Title

The Large Magellanic Cloud's Top 250: Classification of the Most Luminous Compact 8 mu m Sources in the Large Magellanic Cloud

Document Type

Article

Publication Date

9-2008

Abstract

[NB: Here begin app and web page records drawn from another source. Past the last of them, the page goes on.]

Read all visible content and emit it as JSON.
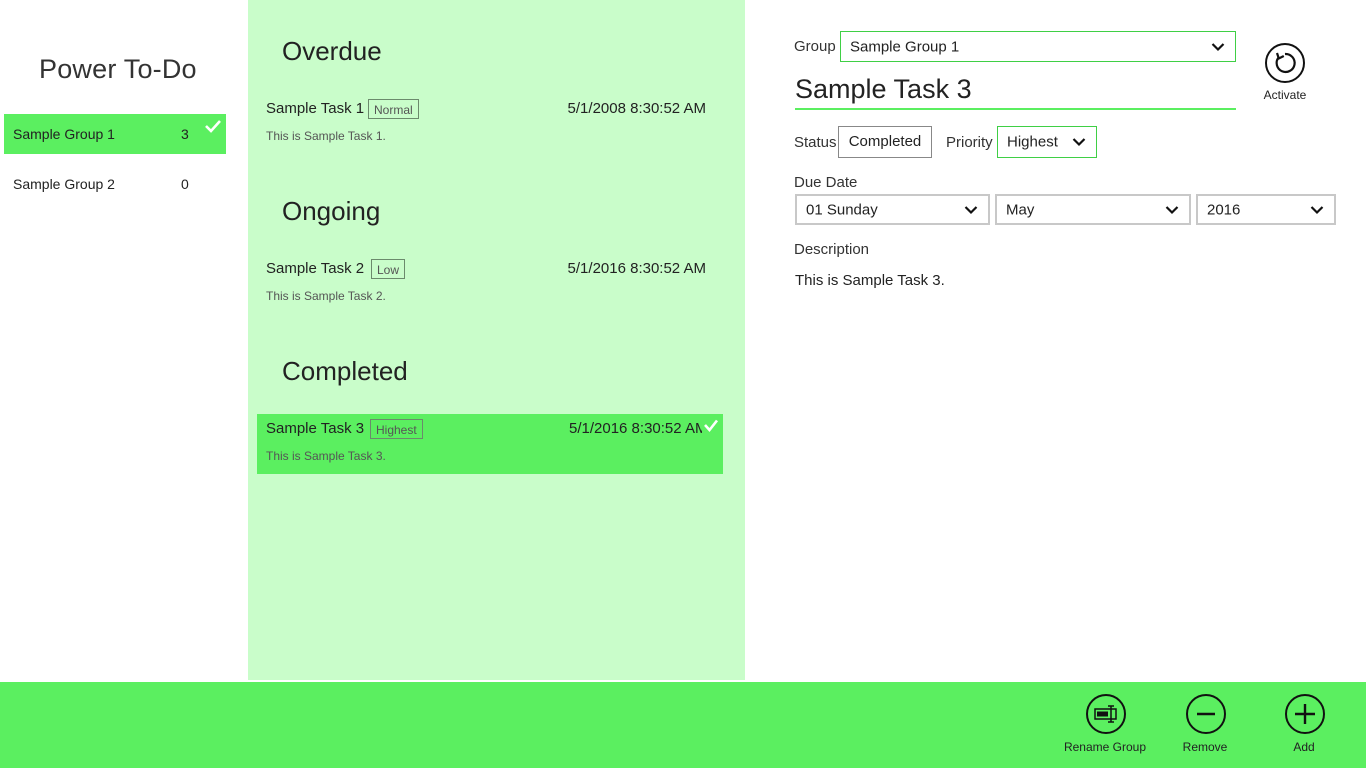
{
  "app": {
    "title": "Power To-Do"
  },
  "groups": [
    {
      "name": "Sample Group 1",
      "count": "3",
      "selected": true
    },
    {
      "name": "Sample Group 2",
      "count": "0",
      "selected": false
    }
  ],
  "sections": [
    {
      "title": "Overdue",
      "tasks": [
        {
          "name": "Sample Task 1",
          "priority": "Normal",
          "date": "5/1/2008 8:30:52 AM",
          "description": "This is Sample Task 1.",
          "selected": false
        }
      ]
    },
    {
      "title": "Ongoing",
      "tasks": [
        {
          "name": "Sample Task 2",
          "priority": "Low",
          "date": "5/1/2016 8:30:52 AM",
          "description": "This is Sample Task 2.",
          "selected": false
        }
      ]
    },
    {
      "title": "Completed",
      "tasks": [
        {
          "name": "Sample Task 3",
          "priority": "Highest",
          "date": "5/1/2016 8:30:52 AM",
          "description": "This is Sample Task 3.",
          "selected": true
        }
      ]
    }
  ],
  "detail": {
    "group_label": "Group",
    "group_value": "Sample Group 1",
    "title": "Sample Task 3",
    "status_label": "Status",
    "status_value": "Completed",
    "priority_label": "Priority",
    "priority_value": "Highest",
    "due_date_label": "Due Date",
    "due_day": "01 Sunday",
    "due_month": "May",
    "due_year": "2016",
    "description_label": "Description",
    "description": "This is Sample Task 3.",
    "activate_label": "Activate"
  },
  "app_bar": {
    "rename_group_label": "Rename Group",
    "remove_label": "Remove",
    "add_label": "Add"
  },
  "colors": {
    "accent": "#5bef60",
    "list_background": "#c9fdca",
    "text": "#222222"
  },
  "icons": {
    "activate": "refresh-icon",
    "rename_group": "rename-icon",
    "remove": "minus-icon",
    "add": "plus-icon",
    "selected_check": "checkmark-icon",
    "dropdown": "chevron-down-icon"
  }
}
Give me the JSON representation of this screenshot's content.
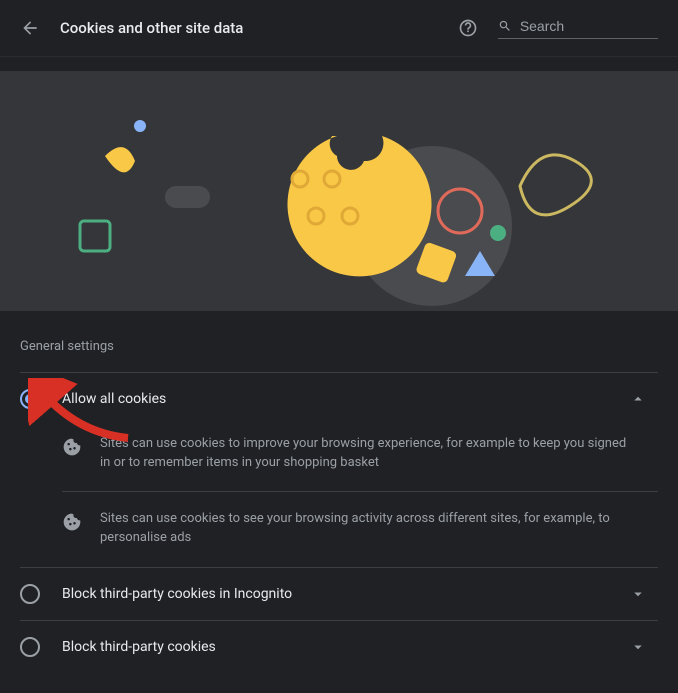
{
  "header": {
    "title": "Cookies and other site data",
    "search_placeholder": "Search"
  },
  "section_label": "General settings",
  "options": {
    "opt0": {
      "label": "Allow all cookies"
    },
    "opt1": {
      "label": "Block third-party cookies in Incognito"
    },
    "opt2": {
      "label": "Block third-party cookies"
    }
  },
  "descriptions": {
    "d0": "Sites can use cookies to improve your browsing experience, for example to keep you signed in or to remember items in your shopping basket",
    "d1": "Sites can use cookies to see your browsing activity across different sites, for example, to personalise ads"
  }
}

To ascertain the nature of the brightest compact mid-infrared (mid-IR) sources in the Large Magellanic Cloud (LMC), we have applied an updated version of Buchanan et al.'s Two Micron All Sky Survey (2MASS)-Midcourse Space Experiment (MSX) color classification system, which is based on the results of Spitzer Space Telescope spectroscopy, to a mid-IR (8 mu m) flux-limited sample of 250 LMC objects for which 2MASS and MSX photometry is available. The resulting 2MASS-MSX ("JHK8") color-based classifications of these sources, which constitute the most mid-IR-luminous objects in the LMC, were augmented, cross-checked, and corrected where necessary via a variety of independent means, such that only 46 sources retain tentative classifications and only 10 sources cannot be classified at all. The sample is found to consist primarily of carbon-rich asymptotic giant branch (AGB) stars (35%), red supergiants (RSGs) (18%), and compact HII regions (32%), with additional, small populations of oxygen-rich AGB stars (similar to 5%), dusty, early-type emission-line stars (similar to 3%), and foreground, O-rich AGB stars in the Milky Way (similar to 3%). The very large ratio of C-rich to O-rich objects among the luminous and heavily dust-enshrouded AGB stars in our LMC IR source sample is consistent with the hypothesis that carbon stars form easily in lower metallicity environments. We demonstrate that very luminous C-rich and O-rich AGB stars and RSGs, identified here primarily on the basis of their JHK8 colors, also appear as distinct clusters in Spitzer Infrared Array Camera (IRAC)/Multiband Imaging Photometer for Spitzer (MIPS) color-color diagrams. Thus, in principle, the infrared spectrograph (IRS)-based IR photometric classification techniques applied here to the LMC can be applied to any external galaxy whose most luminous IR point sources are detectable and resolvable by 2MASS and Spitzer.